• **PROBLEM**
Those lines of the records that contain "政府采购支持自主创新仪器仪表" are to be located and copied.

==============================

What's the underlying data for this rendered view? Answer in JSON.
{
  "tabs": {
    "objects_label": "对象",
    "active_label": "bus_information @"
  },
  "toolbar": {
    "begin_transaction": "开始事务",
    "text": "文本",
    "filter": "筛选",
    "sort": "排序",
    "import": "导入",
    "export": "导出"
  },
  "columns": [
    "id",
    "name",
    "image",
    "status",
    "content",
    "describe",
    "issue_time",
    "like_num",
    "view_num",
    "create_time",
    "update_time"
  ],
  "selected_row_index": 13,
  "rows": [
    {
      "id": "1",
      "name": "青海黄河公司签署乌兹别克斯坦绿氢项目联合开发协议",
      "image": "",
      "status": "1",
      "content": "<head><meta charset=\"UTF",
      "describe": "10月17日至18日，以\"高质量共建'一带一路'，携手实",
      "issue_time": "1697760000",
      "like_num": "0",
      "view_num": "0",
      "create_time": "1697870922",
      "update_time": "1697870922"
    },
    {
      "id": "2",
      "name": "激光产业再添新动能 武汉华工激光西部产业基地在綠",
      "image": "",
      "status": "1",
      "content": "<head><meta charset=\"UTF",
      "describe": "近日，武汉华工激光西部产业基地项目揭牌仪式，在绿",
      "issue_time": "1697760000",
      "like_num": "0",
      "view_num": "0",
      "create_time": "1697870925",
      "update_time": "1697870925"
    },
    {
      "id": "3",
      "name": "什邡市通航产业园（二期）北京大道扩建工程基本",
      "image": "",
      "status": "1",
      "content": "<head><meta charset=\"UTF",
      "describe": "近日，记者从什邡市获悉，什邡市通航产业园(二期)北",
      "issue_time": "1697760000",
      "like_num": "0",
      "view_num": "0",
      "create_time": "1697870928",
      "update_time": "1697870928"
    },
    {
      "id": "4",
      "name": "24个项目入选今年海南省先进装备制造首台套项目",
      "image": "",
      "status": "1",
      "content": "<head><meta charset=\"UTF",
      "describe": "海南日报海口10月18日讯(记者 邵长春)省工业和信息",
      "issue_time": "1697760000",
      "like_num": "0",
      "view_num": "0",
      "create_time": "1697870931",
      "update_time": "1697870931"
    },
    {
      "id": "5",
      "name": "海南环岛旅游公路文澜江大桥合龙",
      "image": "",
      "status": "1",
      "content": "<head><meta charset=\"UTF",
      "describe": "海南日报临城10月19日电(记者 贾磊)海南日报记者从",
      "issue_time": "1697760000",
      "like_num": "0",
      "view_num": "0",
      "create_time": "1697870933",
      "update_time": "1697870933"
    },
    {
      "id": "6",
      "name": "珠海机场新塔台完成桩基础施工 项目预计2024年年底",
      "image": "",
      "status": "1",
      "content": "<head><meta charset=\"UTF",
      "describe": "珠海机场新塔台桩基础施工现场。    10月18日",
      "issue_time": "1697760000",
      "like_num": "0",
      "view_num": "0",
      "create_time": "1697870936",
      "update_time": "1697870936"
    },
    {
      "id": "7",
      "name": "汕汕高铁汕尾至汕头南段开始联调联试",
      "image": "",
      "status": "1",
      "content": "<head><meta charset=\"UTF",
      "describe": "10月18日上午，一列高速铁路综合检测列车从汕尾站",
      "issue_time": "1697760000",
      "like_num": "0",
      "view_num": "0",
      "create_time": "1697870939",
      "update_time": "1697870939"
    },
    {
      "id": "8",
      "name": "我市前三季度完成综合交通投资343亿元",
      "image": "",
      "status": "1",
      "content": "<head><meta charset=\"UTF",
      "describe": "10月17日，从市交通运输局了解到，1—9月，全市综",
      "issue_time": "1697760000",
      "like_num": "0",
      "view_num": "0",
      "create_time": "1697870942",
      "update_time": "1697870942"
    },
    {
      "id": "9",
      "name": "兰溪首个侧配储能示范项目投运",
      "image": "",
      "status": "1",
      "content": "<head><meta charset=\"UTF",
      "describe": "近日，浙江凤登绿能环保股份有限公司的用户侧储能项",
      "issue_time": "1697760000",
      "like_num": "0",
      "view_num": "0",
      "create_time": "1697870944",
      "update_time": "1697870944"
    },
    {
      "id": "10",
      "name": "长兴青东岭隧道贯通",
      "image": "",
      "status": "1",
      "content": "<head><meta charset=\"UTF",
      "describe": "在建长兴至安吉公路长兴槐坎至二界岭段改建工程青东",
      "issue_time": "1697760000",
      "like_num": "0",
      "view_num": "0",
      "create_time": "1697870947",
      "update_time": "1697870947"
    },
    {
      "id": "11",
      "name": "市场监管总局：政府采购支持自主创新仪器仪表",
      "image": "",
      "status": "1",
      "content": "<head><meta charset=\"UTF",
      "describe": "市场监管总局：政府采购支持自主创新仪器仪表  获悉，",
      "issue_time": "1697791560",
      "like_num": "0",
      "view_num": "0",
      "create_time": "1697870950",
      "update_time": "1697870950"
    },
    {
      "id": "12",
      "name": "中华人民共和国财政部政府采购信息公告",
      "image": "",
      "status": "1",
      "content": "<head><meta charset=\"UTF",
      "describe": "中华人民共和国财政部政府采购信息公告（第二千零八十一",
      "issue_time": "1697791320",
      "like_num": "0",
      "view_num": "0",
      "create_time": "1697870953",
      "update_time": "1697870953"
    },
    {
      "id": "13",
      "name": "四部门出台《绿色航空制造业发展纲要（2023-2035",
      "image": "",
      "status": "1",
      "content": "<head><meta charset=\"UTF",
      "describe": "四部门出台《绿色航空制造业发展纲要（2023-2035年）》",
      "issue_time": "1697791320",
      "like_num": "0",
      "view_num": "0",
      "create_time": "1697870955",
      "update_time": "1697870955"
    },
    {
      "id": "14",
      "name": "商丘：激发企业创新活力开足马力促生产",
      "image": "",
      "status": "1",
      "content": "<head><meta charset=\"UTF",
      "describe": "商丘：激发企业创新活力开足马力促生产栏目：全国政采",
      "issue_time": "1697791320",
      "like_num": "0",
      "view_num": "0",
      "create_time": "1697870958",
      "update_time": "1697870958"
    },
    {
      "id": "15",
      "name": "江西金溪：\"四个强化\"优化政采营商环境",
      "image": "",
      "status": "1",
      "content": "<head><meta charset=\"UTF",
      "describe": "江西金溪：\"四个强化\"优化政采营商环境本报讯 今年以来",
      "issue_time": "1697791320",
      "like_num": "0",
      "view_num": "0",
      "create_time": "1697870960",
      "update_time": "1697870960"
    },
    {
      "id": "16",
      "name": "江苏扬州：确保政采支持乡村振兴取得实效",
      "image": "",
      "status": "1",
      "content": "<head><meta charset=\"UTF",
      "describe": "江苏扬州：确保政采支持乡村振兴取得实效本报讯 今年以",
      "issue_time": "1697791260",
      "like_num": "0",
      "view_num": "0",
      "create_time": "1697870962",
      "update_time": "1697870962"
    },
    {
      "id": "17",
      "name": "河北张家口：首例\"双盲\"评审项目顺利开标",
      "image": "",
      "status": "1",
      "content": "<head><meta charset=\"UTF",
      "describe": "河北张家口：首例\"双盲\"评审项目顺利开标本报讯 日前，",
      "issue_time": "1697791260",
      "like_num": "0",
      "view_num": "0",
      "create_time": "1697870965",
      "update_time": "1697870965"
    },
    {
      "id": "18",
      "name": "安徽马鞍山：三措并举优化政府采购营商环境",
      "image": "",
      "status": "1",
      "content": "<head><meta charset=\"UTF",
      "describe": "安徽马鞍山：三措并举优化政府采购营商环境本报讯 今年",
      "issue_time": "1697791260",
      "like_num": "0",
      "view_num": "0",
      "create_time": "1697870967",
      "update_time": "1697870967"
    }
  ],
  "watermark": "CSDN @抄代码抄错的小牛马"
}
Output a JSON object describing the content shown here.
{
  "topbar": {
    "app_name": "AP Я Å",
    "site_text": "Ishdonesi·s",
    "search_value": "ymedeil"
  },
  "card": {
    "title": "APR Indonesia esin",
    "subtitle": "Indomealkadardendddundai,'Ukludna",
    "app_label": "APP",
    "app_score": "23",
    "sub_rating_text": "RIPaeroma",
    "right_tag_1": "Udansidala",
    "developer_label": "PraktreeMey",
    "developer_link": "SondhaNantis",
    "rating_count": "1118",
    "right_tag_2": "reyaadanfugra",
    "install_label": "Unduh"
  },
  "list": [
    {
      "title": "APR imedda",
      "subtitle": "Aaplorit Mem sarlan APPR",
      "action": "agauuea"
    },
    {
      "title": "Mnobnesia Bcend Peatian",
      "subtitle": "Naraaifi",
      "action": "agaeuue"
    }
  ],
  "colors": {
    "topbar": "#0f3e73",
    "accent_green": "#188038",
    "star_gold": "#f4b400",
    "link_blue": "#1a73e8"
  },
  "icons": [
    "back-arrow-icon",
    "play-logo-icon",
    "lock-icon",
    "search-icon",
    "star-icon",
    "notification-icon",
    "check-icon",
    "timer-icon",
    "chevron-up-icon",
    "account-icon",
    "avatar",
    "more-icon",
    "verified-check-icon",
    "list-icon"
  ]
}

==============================

• **SOLUTION TO THE PROBLEM**
      "name": "市场监管总局：政府采购支持自主创新仪器仪表",
      "describe": "市场监管总局：政府采购支持自主创新仪器仪表  获悉，",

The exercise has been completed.